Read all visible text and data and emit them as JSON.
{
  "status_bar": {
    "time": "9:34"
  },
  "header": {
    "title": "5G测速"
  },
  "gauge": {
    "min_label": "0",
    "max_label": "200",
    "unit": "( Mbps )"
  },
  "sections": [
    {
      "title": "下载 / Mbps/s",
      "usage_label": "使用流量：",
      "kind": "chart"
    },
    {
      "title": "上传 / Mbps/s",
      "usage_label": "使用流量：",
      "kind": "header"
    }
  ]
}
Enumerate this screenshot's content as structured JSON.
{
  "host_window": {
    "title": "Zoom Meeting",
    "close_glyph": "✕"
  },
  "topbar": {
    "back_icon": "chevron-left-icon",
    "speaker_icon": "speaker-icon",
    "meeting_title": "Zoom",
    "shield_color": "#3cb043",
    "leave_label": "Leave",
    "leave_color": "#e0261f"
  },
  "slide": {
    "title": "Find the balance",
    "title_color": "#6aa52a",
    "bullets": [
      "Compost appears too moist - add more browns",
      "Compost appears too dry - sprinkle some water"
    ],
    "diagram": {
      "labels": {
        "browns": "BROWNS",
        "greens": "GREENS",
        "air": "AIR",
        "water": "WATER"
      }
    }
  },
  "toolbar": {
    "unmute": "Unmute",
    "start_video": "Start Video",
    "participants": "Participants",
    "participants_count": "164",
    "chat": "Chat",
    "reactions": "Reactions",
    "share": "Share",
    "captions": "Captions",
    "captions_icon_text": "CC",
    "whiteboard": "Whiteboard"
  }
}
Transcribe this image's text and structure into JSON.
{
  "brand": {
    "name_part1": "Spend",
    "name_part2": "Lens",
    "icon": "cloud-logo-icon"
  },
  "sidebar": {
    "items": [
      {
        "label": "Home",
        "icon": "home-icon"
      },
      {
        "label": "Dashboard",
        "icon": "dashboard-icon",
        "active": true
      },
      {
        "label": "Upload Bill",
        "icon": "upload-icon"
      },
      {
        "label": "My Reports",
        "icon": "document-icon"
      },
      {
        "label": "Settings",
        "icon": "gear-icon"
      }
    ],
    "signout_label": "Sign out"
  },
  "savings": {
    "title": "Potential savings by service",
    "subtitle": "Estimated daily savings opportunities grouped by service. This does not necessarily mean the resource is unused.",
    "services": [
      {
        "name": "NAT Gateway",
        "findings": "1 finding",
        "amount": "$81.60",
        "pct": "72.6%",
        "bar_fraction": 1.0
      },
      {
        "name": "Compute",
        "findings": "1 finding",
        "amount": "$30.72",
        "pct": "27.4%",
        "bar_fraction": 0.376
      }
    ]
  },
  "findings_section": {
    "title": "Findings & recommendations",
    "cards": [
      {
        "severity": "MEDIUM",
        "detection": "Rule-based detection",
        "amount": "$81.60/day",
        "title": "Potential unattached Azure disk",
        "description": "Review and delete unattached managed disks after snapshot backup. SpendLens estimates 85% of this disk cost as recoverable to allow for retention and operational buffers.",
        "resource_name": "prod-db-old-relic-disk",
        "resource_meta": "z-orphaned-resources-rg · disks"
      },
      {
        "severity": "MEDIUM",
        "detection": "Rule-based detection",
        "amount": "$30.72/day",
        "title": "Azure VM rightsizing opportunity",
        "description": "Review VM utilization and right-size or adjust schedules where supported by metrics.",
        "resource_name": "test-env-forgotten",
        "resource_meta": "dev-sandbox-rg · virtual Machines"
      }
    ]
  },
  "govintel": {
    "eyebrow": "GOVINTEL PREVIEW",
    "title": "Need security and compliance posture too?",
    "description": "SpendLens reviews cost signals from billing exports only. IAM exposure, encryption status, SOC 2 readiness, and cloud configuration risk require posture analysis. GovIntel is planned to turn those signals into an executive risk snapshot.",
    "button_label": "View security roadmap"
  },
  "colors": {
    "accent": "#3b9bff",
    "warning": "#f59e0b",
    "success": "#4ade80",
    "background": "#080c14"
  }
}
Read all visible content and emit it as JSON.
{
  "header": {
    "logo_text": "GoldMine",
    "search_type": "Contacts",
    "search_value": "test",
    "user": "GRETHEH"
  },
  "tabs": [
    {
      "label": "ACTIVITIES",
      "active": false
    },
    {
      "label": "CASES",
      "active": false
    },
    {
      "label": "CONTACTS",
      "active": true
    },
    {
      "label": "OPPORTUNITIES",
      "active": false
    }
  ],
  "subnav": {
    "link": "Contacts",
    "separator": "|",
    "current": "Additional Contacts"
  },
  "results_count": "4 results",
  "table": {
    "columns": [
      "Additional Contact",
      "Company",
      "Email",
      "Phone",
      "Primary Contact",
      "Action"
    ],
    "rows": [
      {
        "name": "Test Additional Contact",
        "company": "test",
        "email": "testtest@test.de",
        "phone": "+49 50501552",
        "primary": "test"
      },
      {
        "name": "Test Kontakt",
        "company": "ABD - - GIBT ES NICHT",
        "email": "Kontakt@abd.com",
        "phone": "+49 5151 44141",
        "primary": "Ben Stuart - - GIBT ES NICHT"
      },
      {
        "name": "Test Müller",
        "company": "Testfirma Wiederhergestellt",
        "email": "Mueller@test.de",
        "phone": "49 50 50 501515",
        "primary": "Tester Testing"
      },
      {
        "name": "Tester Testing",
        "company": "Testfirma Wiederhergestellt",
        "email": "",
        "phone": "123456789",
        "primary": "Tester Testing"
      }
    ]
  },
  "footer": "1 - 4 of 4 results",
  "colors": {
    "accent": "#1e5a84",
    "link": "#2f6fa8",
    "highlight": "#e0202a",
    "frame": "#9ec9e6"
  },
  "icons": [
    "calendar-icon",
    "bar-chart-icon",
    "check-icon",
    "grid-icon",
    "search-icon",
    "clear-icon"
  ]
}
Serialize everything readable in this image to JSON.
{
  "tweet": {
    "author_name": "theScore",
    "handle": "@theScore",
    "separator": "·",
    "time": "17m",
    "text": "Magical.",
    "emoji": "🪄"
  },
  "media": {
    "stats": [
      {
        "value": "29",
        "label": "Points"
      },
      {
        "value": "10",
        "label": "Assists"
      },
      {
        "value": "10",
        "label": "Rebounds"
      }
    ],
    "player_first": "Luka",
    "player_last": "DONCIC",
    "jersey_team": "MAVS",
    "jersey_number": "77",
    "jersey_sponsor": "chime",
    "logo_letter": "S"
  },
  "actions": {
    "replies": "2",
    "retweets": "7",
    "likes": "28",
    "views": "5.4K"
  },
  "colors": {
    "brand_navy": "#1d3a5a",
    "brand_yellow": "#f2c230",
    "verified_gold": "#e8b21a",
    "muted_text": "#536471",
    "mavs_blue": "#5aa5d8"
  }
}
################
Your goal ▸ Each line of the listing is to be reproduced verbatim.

Result for this exercise ▸
Read all visible text and data and emit them as JSON.
{
  "status_bar": {
    "time": "9:34"
  },
  "header": {
    "title": "5G测速"
  },
  "gauge": {
    "min_label": "0",
    "max_label": "200",
    "unit": "( Mbps )"
  },
  "sections": [
    {
      "title": "下载 / Mbps/s",
      "usage_label": "使用流量：",
      "kind": "chart"
    },
    {
      "title": "上传 / Mbps/s",
      "usage_label": "使用流量：",
      "kind": "header"
    }
  ]
}
Enumerate this screenshot's content as structured JSON.
{
  "host_window": {
    "title": "Zoom Meeting",
    "close_glyph": "✕"
  },
  "topbar": {
    "back_icon": "chevron-left-icon",
    "speaker_icon": "speaker-icon",
    "meeting_title": "Zoom",
    "shield_color": "#3cb043",
    "leave_label": "Leave",
    "leave_color": "#e0261f"
  },
  "slide": {
    "title": "Find the balance",
    "title_color": "#6aa52a",
    "bullets": [
      "Compost appears too moist - add more browns",
      "Compost appears too dry - sprinkle some water"
    ],
    "diagram": {
      "labels": {
        "browns": "BROWNS",
        "greens": "GREENS",
        "air": "AIR",
        "water": "WATER"
      }
    }
  },
  "toolbar": {
    "unmute": "Unmute",
    "start_video": "Start Video",
    "participants": "Participants",
    "participants_count": "164",
    "chat": "Chat",
    "reactions": "Reactions",
    "share": "Share",
    "captions": "Captions",
    "captions_icon_text": "CC",
    "whiteboard": "Whiteboard"
  }
}
Transcribe this image's text and structure into JSON.
{
  "brand": {
    "name_part1": "Spend",
    "name_part2": "Lens",
    "icon": "cloud-logo-icon"
  },
  "sidebar": {
    "items": [
      {
        "label": "Home",
        "icon": "home-icon"
      },
      {
        "label": "Dashboard",
        "icon": "dashboard-icon",
        "active": true
      },
      {
        "label": "Upload Bill",
        "icon": "upload-icon"
      },
      {
        "label": "My Reports",
        "icon": "document-icon"
      },
      {
        "label": "Settings",
        "icon": "gear-icon"
      }
    ],
    "signout_label": "Sign out"
  },
  "savings": {
    "title": "Potential savings by service",
    "subtitle": "Estimated daily savings opportunities grouped by service. This does not necessarily mean the resource is unused.",
    "services": [
      {
        "name": "NAT Gateway",
        "findings": "1 finding",
        "amount": "$81.60",
        "pct": "72.6%",
        "bar_fraction": 1.0
      },
      {
        "name": "Compute",
        "findings": "1 finding",
        "amount": "$30.72",
        "pct": "27.4%",
        "bar_fraction": 0.376
      }
    ]
  },
  "findings_section": {
    "title": "Findings & recommendations",
    "cards": [
      {
        "severity": "MEDIUM",
        "detection": "Rule-based detection",
        "amount": "$81.60/day",
        "title": "Potential unattached Azure disk",
        "description": "Review and delete unattached managed disks after snapshot backup. SpendLens estimates 85% of this disk cost as recoverable to allow for retention and operational buffers.",
        "resource_name": "prod-db-old-relic-disk",
        "resource_meta": "z-orphaned-resources-rg · disks"
      },
      {
        "severity": "MEDIUM",
        "detection": "Rule-based detection",
        "amount": "$30.72/day",
        "title": "Azure VM rightsizing opportunity",
        "description": "Review VM utilization and right-size or adjust schedules where supported by metrics.",
        "resource_name": "test-env-forgotten",
        "resource_meta": "dev-sandbox-rg · virtual Machines"
      }
    ]
  },
  "govintel": {
    "eyebrow": "GOVINTEL PREVIEW",
    "title": "Need security and compliance posture too?",
    "description": "SpendLens reviews cost signals from billing exports only. IAM exposure, encryption status, SOC 2 readiness, and cloud configuration risk require posture analysis. GovIntel is planned to turn those signals into an executive risk snapshot.",
    "button_label": "View security roadmap"
  },
  "colors": {
    "accent": "#3b9bff",
    "warning": "#f59e0b",
    "success": "#4ade80",
    "background": "#080c14"
  }
}
Read all visible content and emit it as JSON.
{
  "header": {
    "logo_text": "GoldMine",
    "search_type": "Contacts",
    "search_value": "test",
    "user": "GRETHEH"
  },
  "tabs": [
    {
      "label": "ACTIVITIES",
      "active": false
    },
    {
      "label": "CASES",
      "active": false
    },
    {
      "label": "CONTACTS",
      "active": true
    },
    {
      "label": "OPPORTUNITIES",
      "active": false
    }
  ],
  "subnav": {
    "link": "Contacts",
    "separator": "|",
    "current": "Additional Contacts"
  },
  "results_count": "4 results",
  "table": {
    "columns": [
      "Additional Contact",
      "Company",
      "Email",
      "Phone",
      "Primary Contact",
      "Action"
    ],
    "rows": [
      {
        "name": "Test Additional Contact",
        "company": "test",
        "email": "testtest@test.de",
        "phone": "+49 50501552",
        "primary": "test"
      },
      {
        "name": "Test Kontakt",
        "company": "ABD - - GIBT ES NICHT",
        "email": "Kontakt@abd.com",
        "phone": "+49 5151 44141",
        "primary": "Ben Stuart - - GIBT ES NICHT"
      },
      {
        "name": "Test Müller",
        "company": "Testfirma Wiederhergestellt",
        "email": "Mueller@test.de",
        "phone": "49 50 50 501515",
        "primary": "Tester Testing"
      },
      {
        "name": "Tester Testing",
        "company": "Testfirma Wiederhergestellt",
        "email": "",
        "phone": "123456789",
        "primary": "Tester Testing"
      }
    ]
  },
  "footer": "1 - 4 of 4 results",
  "colors": {
    "accent": "#1e5a84",
    "link": "#2f6fa8",
    "highlight": "#e0202a",
    "frame": "#9ec9e6"
  },
  "icons": [
    "calendar-icon",
    "bar-chart-icon",
    "check-icon",
    "grid-icon",
    "search-icon",
    "clear-icon"
  ]
}
Serialize everything readable in this image to JSON.
{
  "tweet": {
    "author_name": "theScore",
    "handle": "@theScore",
    "separator": "·",
    "time": "17m",
    "text": "Magical.",
    "emoji": "🪄"
  },
  "media": {
    "stats": [
      {
        "value": "29",
        "label": "Points"
      },
      {
        "value": "10",
        "label": "Assists"
      },
      {
        "value": "10",
        "label": "Rebounds"
      }
    ],
    "player_first": "Luka",
    "player_last": "DONCIC",
    "jersey_team": "MAVS",
    "jersey_number": "77",
    "jersey_sponsor": "chime",
    "logo_letter": "S"
  },
  "actions": {
    "replies": "2",
    "retweets": "7",
    "likes": "28",
    "views": "5.4K"
  },
  "colors": {
    "brand_navy": "#1d3a5a",
    "brand_yellow": "#f2c230",
    "verified_gold": "#e8b21a",
    "muted_text": "#536471",
    "mavs_blue": "#5aa5d8"
  }
}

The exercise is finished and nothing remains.